Health officials on Sunday declared a large swathe of Asia free from the polio virus, an important step in an international effort to eradicate the crippling childhood disease.

The virus, which can cause severe paralysis, has been eliminated in 37 Western Pacific countries — stretching south from mainland China to southeast Asia and New Zealand, the Regional Certification Commission for Poliomyelitis Eradication said.

The commission, meeting for a conference in the western Japanese city of Kyoto, is comprised of an independent panel of eight public health experts who made the determination based on data submitted by each country.

The announcement comes 12 years after the World Health Organization adopted resolutions to eliminate the polio virus worldwide by 2005. Polio would be the second disease in history to be eliminated, following smallpox in 1980.

WHO, with help from several governments and organizations such as Rotary International, organized immunization campaigns, trained volunteers and convinced warring factions in strife-torn countries to declare cease fires so that children could be inoculated.

Health workers, some of whom traveled by boat to reach children in remote areas of Mongolia and Papua New Guinea, inoculated hundreds of millions of children in fifty immunization campaigns from 1992 to 2000, WHO said.

The Western Pacific region is home to some 1.6 billion people, or about one-third of the world’s population. It is the second territory to be declared polio-free, following North and South America in 1994.

Health workers will concentrate their efforts on the remaining infected areas, which include India, sub-Saharan Africa and Turkey.

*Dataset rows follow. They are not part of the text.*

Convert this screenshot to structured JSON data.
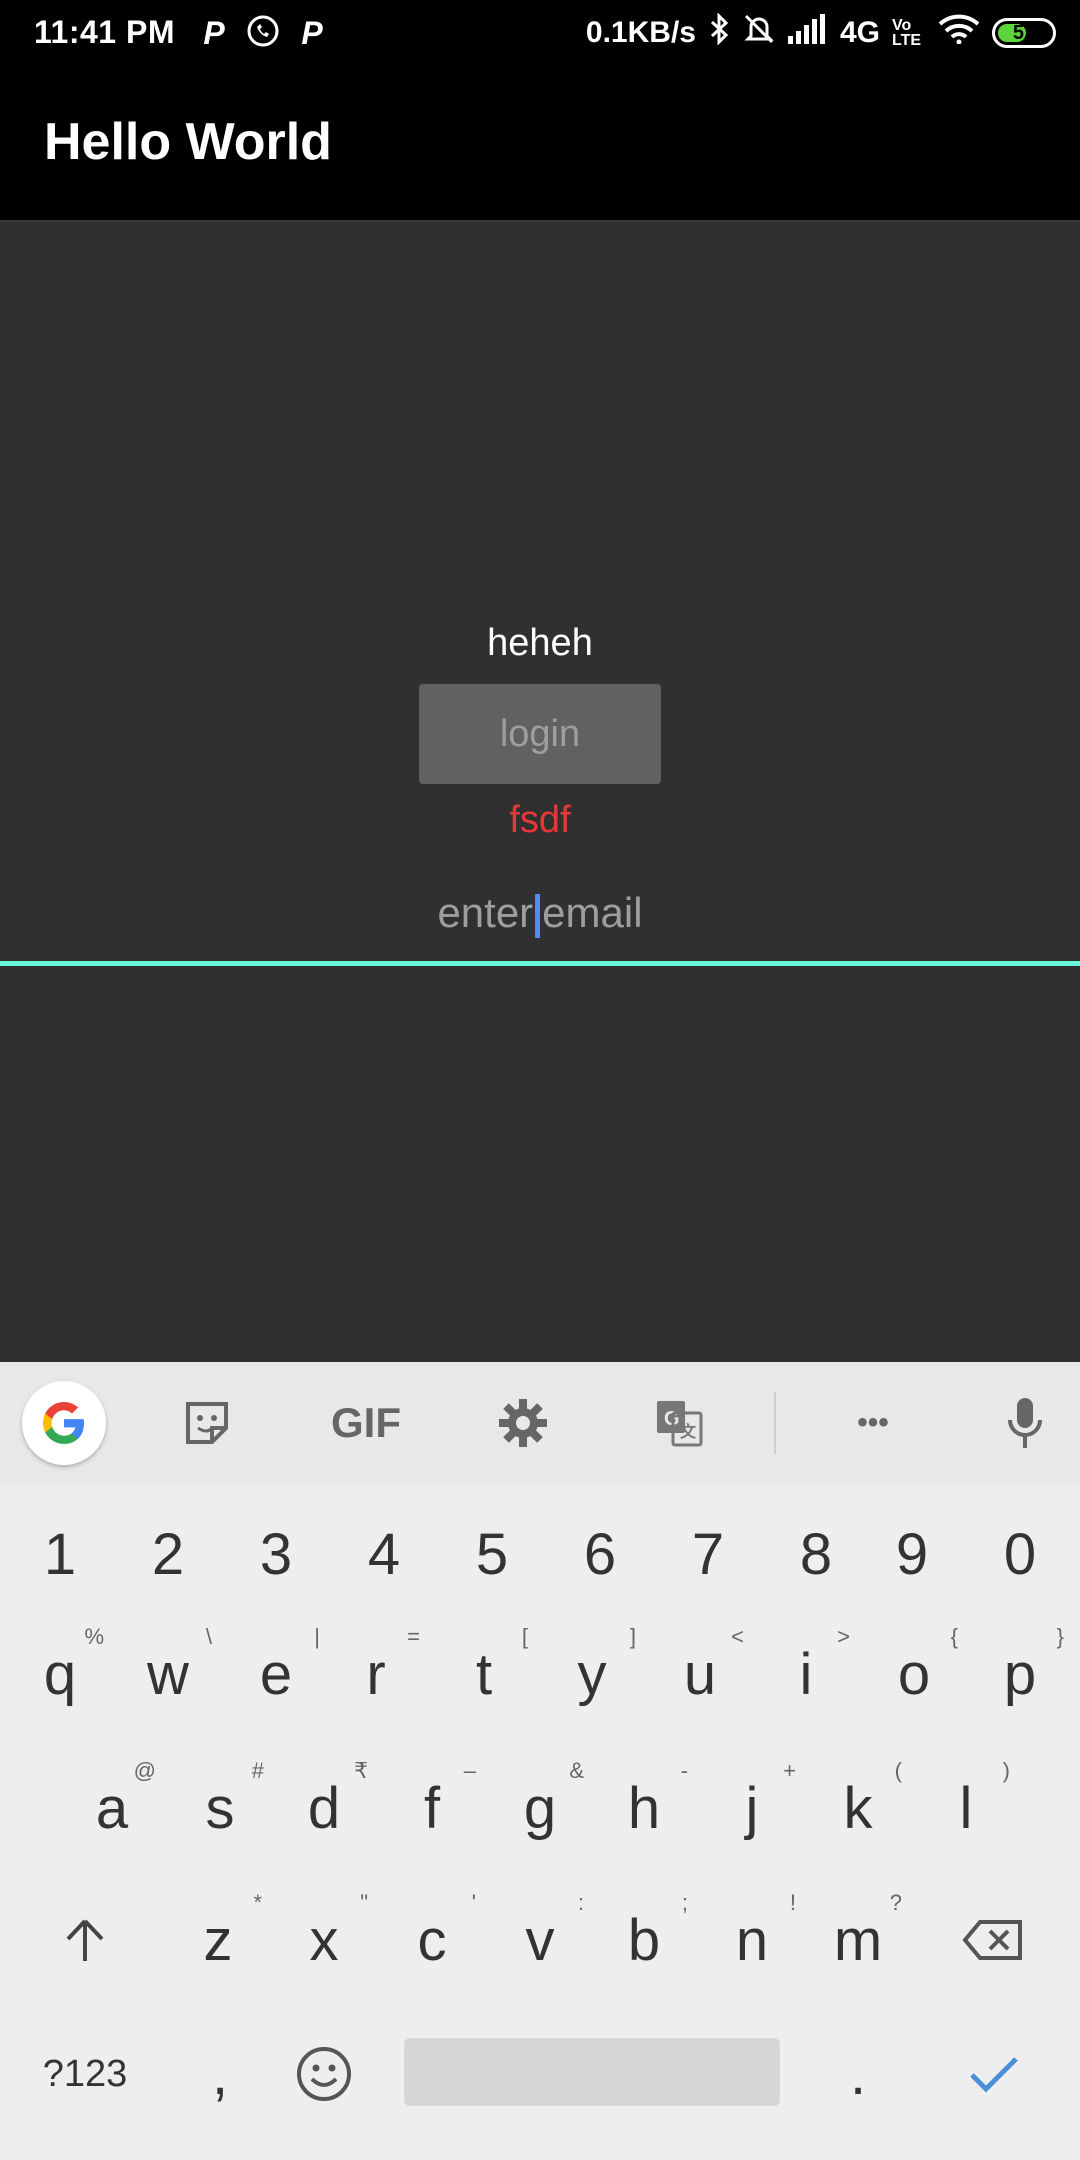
{
  "status_bar": {
    "time": "11:41 PM",
    "left_icons": [
      "P",
      "P"
    ],
    "net_speed": "0.1KB/s",
    "network": "4G",
    "volte": "Vo LTE",
    "battery": "52"
  },
  "app_bar": {
    "title": "Hello World"
  },
  "content": {
    "label_top": "heheh",
    "login_label": "login",
    "label_error": "fsdf",
    "email_placeholder_before": "enter",
    "email_placeholder_after": "email"
  },
  "keyboard": {
    "toolbar": {
      "gif_label": "GIF",
      "more_label": "•••"
    },
    "number_row": [
      "1",
      "2",
      "3",
      "4",
      "5",
      "6",
      "7",
      "8",
      "9",
      "0"
    ],
    "row1": [
      {
        "k": "q",
        "s": "%"
      },
      {
        "k": "w",
        "s": "\\"
      },
      {
        "k": "e",
        "s": "|"
      },
      {
        "k": "r",
        "s": "="
      },
      {
        "k": "t",
        "s": "["
      },
      {
        "k": "y",
        "s": "]"
      },
      {
        "k": "u",
        "s": "<"
      },
      {
        "k": "i",
        "s": ">"
      },
      {
        "k": "o",
        "s": "{"
      },
      {
        "k": "p",
        "s": "}"
      }
    ],
    "row2": [
      {
        "k": "a",
        "s": "@"
      },
      {
        "k": "s",
        "s": "#"
      },
      {
        "k": "d",
        "s": "₹"
      },
      {
        "k": "f",
        "s": "–"
      },
      {
        "k": "g",
        "s": "&"
      },
      {
        "k": "h",
        "s": "-"
      },
      {
        "k": "j",
        "s": "+"
      },
      {
        "k": "k",
        "s": "("
      },
      {
        "k": "l",
        "s": ")"
      }
    ],
    "row3": [
      {
        "k": "z",
        "s": "*"
      },
      {
        "k": "x",
        "s": "\""
      },
      {
        "k": "c",
        "s": "'"
      },
      {
        "k": "v",
        "s": ":"
      },
      {
        "k": "b",
        "s": ";"
      },
      {
        "k": "n",
        "s": "!"
      },
      {
        "k": "m",
        "s": "?"
      }
    ],
    "bottom": {
      "symbols_label": "?123",
      "comma": ",",
      "period": "."
    },
    "colors": {
      "accent": "#4a90d9"
    }
  }
}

The U.S. and Japanese governments and international organizations such as Rotary International provided most of the US$73.7 million to eradicate the virus in the Western Pacific.

The funds were used to buy laboratory equipment, train health care workers and pay for the vaccines, which cost dlrs 0.09 each.

As a result, no new cases of indigenous polio have been reported for the past three years in the Western Pacific region, the criteria required for declaring an area free from the virus.

The last case of polio in the region occurred in March 1997, when a 15-month-old Cambodian girl was diagnosed with the disease.

The polio virus enters the body through the mouth and afflicts the nervous system, causing muscle paralysis, usually in the legs.

An estimated 60,000 new polio cases occurred every year in the Western Pacific region until 1990, WHO said.

In the United States, the disease afflicted about 50,000 children annually at its peak in the ‘50s.